Segment Open

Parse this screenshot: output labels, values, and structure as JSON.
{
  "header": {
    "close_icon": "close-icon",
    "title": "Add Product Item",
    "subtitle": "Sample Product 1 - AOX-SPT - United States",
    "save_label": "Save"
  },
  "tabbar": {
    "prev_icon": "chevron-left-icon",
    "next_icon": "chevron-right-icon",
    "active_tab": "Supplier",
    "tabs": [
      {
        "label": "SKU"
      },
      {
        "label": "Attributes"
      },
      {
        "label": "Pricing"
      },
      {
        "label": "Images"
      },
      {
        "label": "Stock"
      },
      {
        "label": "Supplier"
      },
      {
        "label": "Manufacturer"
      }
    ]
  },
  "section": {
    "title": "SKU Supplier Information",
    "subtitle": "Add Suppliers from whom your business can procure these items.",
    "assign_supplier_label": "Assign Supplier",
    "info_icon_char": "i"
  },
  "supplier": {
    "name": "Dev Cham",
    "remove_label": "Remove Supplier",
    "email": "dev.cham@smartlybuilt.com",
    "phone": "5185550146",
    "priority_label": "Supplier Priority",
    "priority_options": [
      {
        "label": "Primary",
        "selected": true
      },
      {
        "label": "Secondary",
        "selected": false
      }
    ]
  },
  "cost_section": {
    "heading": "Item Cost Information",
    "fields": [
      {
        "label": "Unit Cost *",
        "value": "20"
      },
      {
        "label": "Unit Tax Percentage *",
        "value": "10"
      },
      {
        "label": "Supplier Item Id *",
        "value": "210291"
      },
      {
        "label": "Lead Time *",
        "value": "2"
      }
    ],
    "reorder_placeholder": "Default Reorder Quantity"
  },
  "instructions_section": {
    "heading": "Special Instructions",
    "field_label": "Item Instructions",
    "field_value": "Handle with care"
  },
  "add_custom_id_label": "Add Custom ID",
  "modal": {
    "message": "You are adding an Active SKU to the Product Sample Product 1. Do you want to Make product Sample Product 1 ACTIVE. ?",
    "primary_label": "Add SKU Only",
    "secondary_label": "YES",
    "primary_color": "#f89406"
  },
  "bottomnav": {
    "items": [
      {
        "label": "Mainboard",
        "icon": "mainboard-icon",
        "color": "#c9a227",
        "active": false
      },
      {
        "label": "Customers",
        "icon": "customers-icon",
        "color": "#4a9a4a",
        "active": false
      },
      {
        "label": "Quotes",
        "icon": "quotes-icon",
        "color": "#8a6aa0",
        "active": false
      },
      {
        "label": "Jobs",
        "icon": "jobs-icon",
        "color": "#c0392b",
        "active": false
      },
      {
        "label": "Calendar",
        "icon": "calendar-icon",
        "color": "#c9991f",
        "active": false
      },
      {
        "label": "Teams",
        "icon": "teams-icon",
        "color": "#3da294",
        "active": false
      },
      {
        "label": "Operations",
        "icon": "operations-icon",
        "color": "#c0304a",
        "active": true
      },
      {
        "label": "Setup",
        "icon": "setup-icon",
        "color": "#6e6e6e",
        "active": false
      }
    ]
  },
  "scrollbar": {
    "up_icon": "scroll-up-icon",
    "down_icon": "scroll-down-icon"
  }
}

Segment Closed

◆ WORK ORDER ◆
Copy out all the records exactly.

◆ SOLUTION TO THIS PROBLEM ◆
Parse this screenshot: output labels, values, and structure as JSON.
{
  "header": {
    "close_icon": "close-icon",
    "title": "Add Product Item",
    "subtitle": "Sample Product 1 - AOX-SPT - United States",
    "save_label": "Save"
  },
  "tabbar": {
    "prev_icon": "chevron-left-icon",
    "next_icon": "chevron-right-icon",
    "active_tab": "Supplier",
    "tabs": [
      {
        "label": "SKU"
      },
      {
        "label": "Attributes"
      },
      {
        "label": "Pricing"
      },
      {
        "label": "Images"
      },
      {
        "label": "Stock"
      },
      {
        "label": "Supplier"
      },
      {
        "label": "Manufacturer"
      }
    ]
  },
  "section": {
    "title": "SKU Supplier Information",
    "subtitle": "Add Suppliers from whom your business can procure these items.",
    "assign_supplier_label": "Assign Supplier",
    "info_icon_char": "i"
  },
  "supplier": {
    "name": "Dev Cham",
    "remove_label": "Remove Supplier",
    "email": "dev.cham@smartlybuilt.com",
    "phone": "5185550146",
    "priority_label": "Supplier Priority",
    "priority_options": [
      {
        "label": "Primary",
        "selected": true
      },
      {
        "label": "Secondary",
        "selected": false
      }
    ]
  },
  "cost_section": {
    "heading": "Item Cost Information",
    "fields": [
      {
        "label": "Unit Cost *",
        "value": "20"
      },
      {
        "label": "Unit Tax Percentage *",
        "value": "10"
      },
      {
        "label": "Supplier Item Id *",
        "value": "210291"
      },
      {
        "label": "Lead Time *",
        "value": "2"
      }
    ],
    "reorder_placeholder": "Default Reorder Quantity"
  },
  "instructions_section": {
    "heading": "Special Instructions",
    "field_label": "Item Instructions",
    "field_value": "Handle with care"
  },
  "add_custom_id_label": "Add Custom ID",
  "modal": {
    "message": "You are adding an Active SKU to the Product Sample Product 1. Do you want to Make product Sample Product 1 ACTIVE. ?",
    "primary_label": "Add SKU Only",
    "secondary_label": "YES",
    "primary_color": "#f89406"
  },
  "bottomnav": {
    "items": [
      {
        "label": "Mainboard",
        "icon": "mainboard-icon",
        "color": "#c9a227",
        "active": false
      },
      {
        "label": "Customers",
        "icon": "customers-icon",
        "color": "#4a9a4a",
        "active": false
      },
      {
        "label": "Quotes",
        "icon": "quotes-icon",
        "color": "#8a6aa0",
        "active": false
      },
      {
        "label": "Jobs",
        "icon": "jobs-icon",
        "color": "#c0392b",
        "active": false
      },
      {
        "label": "Calendar",
        "icon": "calendar-icon",
        "color": "#c9991f",
        "active": false
      },
      {
        "label": "Teams",
        "icon": "teams-icon",
        "color": "#3da294",
        "active": false
      },
      {
        "label": "Operations",
        "icon": "operations-icon",
        "color": "#c0304a",
        "active": true
      },
      {
        "label": "Setup",
        "icon": "setup-icon",
        "color": "#6e6e6e",
        "active": false
      }
    ]
  },
  "scrollbar": {
    "up_icon": "scroll-up-icon",
    "down_icon": "scroll-down-icon"
  }
}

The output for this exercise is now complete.